== EXERCISE DATA
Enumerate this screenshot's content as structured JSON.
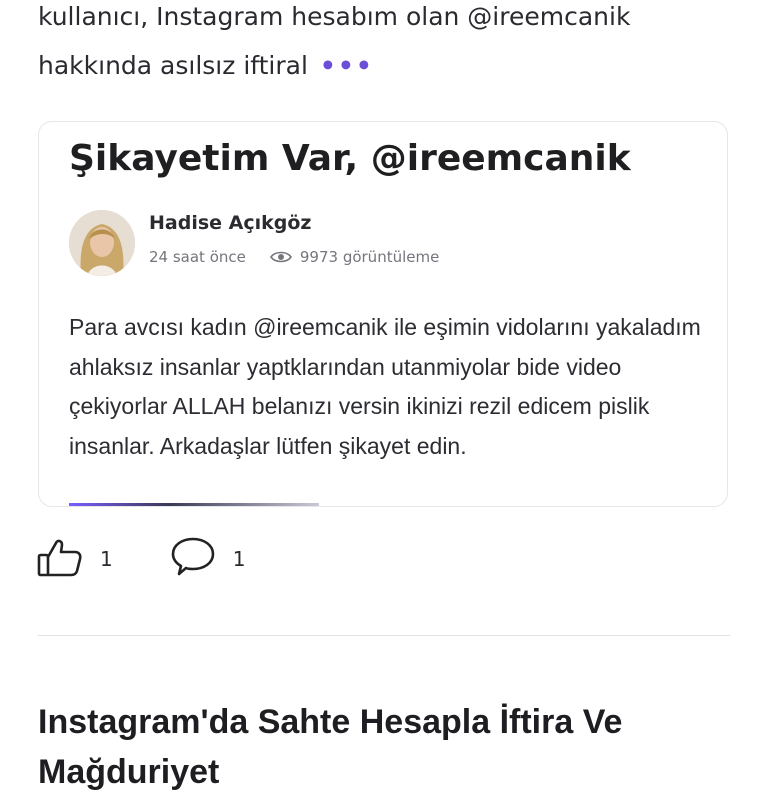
{
  "snippet": {
    "line1": "kullanıcı, Instagram hesabım olan @ireemcanik",
    "line2": "hakkında asılsız iftiral",
    "more_label": "•••"
  },
  "card": {
    "title": "Şikayetim Var, @ireemcanik",
    "author": "Hadise Açıkgöz",
    "time": "24 saat önce",
    "views": "9973 görüntüleme",
    "body": "Para avcısı kadın @ireemcanik ile eşimin vidolarını yakaladım ahlaksız insanlar yaptklarından utanmiyolar bide video çekiyorlar ALLAH belanızı versin ikinizi rezil edicem pislik insanlar. Arkadaşlar lütfen şikayet edin."
  },
  "actions": {
    "like_count": "1",
    "comment_count": "1"
  },
  "next_article": {
    "headline": "Instagram'da Sahte Hesapla İftira Ve Mağduriyet"
  },
  "icons": {
    "like": "thumbs-up-icon",
    "comment": "speech-bubble-icon",
    "views": "eye-icon"
  },
  "colors": {
    "accent": "#6b4fd8",
    "text": "#2a2a30",
    "muted": "#75757d"
  }
}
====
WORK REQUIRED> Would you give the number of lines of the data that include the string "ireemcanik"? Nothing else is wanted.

ANSWER SPACE> 3